▸ **RECORDS PROVIDED**:
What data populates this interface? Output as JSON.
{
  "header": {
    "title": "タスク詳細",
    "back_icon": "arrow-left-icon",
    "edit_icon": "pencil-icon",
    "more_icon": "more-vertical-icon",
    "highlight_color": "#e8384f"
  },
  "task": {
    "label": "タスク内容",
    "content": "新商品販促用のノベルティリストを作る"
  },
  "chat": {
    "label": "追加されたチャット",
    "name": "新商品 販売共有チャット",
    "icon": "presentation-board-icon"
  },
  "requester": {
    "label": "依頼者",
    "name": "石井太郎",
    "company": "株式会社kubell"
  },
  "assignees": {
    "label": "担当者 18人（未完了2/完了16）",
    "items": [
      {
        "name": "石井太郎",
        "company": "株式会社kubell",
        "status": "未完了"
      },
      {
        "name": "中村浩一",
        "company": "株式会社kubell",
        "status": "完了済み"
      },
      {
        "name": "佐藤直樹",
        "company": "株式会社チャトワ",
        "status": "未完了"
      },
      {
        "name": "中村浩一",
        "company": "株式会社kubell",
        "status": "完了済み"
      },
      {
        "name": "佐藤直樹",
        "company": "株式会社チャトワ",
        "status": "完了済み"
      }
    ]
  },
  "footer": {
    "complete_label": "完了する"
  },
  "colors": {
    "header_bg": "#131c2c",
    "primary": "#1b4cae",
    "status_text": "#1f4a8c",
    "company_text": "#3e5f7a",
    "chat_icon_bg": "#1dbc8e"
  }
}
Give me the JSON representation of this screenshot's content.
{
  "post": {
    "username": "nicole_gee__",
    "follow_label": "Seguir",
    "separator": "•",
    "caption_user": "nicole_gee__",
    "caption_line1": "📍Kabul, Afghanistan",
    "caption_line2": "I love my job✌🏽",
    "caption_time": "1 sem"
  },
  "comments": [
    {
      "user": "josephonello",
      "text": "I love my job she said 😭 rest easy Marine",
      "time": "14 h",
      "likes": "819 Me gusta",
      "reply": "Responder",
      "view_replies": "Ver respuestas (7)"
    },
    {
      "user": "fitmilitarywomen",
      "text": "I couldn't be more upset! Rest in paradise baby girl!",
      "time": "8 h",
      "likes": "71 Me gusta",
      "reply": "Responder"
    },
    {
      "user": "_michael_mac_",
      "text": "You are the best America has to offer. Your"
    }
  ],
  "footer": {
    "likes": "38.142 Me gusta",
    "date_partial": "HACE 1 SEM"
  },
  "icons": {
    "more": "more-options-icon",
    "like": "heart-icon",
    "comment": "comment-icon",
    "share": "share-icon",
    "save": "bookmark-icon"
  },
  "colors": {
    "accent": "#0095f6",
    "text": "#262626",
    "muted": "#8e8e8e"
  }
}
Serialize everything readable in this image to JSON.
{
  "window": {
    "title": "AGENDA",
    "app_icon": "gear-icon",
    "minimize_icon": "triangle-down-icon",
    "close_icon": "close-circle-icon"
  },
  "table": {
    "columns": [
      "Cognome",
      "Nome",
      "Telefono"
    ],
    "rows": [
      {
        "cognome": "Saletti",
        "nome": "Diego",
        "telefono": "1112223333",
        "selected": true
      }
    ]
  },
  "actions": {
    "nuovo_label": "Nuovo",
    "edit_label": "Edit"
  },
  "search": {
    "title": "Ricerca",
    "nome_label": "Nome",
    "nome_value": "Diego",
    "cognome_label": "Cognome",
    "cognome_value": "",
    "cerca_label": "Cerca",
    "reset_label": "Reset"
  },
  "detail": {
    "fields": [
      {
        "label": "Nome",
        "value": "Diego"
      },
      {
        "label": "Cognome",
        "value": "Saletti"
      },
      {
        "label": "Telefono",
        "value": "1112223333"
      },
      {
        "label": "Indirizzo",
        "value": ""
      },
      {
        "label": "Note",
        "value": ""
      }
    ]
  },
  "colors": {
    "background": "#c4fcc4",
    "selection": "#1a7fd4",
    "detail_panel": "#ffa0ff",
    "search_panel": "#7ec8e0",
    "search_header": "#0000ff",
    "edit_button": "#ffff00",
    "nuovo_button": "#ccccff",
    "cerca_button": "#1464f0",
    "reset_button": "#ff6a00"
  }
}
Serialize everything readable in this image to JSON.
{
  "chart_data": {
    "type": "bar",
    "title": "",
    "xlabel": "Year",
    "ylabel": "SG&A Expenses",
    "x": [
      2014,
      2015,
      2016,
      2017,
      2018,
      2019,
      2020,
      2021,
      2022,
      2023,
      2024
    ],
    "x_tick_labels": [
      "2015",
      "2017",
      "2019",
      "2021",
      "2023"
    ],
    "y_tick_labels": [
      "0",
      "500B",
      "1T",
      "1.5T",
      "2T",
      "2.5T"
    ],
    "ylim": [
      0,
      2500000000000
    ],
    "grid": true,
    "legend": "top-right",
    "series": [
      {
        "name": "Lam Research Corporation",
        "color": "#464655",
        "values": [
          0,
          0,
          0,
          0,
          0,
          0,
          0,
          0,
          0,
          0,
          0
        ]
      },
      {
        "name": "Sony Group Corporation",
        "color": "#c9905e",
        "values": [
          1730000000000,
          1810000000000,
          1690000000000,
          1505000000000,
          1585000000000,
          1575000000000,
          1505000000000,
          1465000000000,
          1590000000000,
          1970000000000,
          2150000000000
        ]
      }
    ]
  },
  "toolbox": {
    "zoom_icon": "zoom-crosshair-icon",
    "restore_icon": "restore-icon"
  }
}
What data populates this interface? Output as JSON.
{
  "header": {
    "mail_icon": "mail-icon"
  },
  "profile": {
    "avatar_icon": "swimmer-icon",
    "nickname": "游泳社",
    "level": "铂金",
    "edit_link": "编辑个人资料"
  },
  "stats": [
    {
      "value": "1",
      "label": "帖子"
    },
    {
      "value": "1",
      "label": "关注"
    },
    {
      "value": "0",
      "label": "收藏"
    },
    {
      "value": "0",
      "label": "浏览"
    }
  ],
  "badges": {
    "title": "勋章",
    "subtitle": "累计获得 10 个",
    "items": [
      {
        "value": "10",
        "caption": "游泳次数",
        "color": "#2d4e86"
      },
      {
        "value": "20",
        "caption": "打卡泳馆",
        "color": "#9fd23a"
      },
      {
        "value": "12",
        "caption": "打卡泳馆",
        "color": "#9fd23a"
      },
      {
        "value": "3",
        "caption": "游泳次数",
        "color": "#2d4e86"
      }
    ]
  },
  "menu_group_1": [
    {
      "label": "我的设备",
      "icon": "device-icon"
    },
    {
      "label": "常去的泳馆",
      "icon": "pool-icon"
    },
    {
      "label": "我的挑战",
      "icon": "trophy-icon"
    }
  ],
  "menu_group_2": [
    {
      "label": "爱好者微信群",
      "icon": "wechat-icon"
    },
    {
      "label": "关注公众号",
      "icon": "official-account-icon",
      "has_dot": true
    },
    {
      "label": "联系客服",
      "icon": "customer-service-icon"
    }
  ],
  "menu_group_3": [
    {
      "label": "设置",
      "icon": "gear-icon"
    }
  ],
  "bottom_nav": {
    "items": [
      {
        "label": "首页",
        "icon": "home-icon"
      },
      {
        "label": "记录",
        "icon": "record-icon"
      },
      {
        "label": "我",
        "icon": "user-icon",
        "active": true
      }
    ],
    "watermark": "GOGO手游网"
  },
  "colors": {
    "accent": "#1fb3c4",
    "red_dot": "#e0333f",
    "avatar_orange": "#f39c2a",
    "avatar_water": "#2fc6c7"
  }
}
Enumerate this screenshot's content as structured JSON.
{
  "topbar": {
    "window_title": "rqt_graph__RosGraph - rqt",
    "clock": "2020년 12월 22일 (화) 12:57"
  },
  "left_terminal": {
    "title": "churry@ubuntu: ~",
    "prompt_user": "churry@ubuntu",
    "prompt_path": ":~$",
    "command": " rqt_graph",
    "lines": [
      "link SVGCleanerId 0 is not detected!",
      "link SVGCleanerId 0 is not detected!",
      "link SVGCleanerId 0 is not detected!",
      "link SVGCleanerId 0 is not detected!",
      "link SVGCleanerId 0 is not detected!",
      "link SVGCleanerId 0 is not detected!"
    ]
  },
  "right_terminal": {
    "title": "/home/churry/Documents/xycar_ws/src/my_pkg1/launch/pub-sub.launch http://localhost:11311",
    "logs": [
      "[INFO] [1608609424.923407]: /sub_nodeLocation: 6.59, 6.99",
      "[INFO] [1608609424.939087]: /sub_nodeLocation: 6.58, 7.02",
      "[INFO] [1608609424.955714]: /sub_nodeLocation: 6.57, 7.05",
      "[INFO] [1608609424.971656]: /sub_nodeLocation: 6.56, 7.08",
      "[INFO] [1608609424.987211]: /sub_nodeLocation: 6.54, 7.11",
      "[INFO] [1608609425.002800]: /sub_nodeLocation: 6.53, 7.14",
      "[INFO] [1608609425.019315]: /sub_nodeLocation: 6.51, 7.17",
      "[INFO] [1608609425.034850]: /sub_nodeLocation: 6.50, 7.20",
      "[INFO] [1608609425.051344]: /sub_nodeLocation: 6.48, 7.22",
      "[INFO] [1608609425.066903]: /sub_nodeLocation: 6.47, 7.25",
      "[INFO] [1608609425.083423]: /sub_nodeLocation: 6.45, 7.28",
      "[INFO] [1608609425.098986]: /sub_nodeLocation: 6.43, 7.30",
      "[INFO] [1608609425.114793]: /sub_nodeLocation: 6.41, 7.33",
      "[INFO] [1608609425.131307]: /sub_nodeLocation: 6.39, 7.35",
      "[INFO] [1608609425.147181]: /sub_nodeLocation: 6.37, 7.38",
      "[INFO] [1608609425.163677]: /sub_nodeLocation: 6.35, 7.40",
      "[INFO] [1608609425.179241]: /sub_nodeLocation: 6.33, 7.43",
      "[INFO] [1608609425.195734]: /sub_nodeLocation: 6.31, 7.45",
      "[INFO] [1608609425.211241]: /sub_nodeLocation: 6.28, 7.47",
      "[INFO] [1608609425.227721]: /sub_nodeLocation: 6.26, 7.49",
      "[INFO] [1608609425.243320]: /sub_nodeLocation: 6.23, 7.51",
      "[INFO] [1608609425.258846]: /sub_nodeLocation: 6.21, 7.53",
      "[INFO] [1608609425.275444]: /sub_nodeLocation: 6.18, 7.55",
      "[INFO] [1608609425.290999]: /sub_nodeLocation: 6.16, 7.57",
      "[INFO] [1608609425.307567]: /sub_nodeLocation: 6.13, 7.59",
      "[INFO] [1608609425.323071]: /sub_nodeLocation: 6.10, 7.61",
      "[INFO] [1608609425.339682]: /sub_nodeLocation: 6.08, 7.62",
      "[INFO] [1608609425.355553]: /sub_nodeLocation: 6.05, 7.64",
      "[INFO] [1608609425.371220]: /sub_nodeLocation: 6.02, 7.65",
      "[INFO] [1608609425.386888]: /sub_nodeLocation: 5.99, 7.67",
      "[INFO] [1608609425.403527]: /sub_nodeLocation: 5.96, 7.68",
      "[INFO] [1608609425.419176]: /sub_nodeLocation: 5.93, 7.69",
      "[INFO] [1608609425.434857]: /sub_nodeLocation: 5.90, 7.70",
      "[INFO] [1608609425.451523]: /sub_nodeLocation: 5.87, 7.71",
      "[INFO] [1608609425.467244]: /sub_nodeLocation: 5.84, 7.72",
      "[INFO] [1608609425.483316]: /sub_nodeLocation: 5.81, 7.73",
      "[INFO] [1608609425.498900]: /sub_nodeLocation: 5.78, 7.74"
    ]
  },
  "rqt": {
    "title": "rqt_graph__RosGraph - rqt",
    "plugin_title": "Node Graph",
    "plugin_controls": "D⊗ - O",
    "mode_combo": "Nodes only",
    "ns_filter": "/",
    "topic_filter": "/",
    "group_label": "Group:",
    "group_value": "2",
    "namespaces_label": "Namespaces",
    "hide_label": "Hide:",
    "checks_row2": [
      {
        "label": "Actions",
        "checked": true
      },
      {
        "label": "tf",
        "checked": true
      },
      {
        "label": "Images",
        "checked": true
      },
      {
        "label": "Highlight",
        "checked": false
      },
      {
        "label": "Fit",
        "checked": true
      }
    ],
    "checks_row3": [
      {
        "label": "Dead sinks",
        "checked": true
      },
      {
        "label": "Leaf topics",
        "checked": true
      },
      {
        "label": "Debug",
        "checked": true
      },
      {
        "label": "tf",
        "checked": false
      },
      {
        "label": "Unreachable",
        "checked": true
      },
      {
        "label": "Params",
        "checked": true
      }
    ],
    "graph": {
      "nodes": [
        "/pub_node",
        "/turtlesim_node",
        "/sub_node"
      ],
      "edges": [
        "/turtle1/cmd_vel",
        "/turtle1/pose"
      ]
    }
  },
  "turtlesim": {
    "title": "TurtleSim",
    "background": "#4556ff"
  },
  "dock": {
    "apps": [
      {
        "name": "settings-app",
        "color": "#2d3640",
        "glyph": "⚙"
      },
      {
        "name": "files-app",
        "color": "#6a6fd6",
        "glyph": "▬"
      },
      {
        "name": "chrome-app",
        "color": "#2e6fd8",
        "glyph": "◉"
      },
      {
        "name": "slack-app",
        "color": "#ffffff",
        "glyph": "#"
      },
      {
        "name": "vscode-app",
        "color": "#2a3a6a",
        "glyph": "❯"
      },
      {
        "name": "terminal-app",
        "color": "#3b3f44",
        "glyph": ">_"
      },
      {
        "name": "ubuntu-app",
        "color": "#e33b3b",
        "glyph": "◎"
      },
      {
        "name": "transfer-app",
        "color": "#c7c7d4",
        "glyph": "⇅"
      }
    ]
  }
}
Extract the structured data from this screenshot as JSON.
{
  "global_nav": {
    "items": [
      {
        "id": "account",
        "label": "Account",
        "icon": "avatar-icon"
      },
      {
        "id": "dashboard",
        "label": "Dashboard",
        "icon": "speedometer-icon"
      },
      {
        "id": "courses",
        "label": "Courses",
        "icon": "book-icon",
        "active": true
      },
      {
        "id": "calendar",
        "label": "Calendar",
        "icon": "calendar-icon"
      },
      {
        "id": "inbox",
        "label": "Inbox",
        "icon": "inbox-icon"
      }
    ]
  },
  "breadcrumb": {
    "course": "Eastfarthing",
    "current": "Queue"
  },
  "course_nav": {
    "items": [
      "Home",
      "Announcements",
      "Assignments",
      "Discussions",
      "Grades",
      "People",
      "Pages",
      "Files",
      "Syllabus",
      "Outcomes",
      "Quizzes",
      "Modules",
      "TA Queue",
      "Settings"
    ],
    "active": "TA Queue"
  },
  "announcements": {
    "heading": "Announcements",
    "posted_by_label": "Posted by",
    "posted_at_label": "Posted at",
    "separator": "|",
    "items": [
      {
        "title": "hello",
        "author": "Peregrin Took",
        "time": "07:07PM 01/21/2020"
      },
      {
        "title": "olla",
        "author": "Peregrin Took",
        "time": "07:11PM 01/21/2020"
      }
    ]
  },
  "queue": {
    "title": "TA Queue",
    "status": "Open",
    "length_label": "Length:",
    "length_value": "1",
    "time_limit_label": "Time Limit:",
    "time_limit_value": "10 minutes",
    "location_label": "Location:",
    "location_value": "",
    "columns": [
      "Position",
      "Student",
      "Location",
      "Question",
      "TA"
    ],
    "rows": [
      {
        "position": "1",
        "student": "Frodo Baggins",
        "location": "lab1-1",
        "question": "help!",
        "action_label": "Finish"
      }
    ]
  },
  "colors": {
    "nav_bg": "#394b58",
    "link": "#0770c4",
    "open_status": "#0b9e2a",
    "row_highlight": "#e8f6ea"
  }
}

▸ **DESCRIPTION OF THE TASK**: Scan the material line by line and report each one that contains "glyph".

▸ **OUTPUT FOR THIS EXERCISE**:
        "glyph": "⚙"
        "glyph": "▬"
        "glyph": "◉"
        "glyph": "#"
        "glyph": "❯"
        "glyph": ">_"
        "glyph": "◎"
        "glyph": "⇅"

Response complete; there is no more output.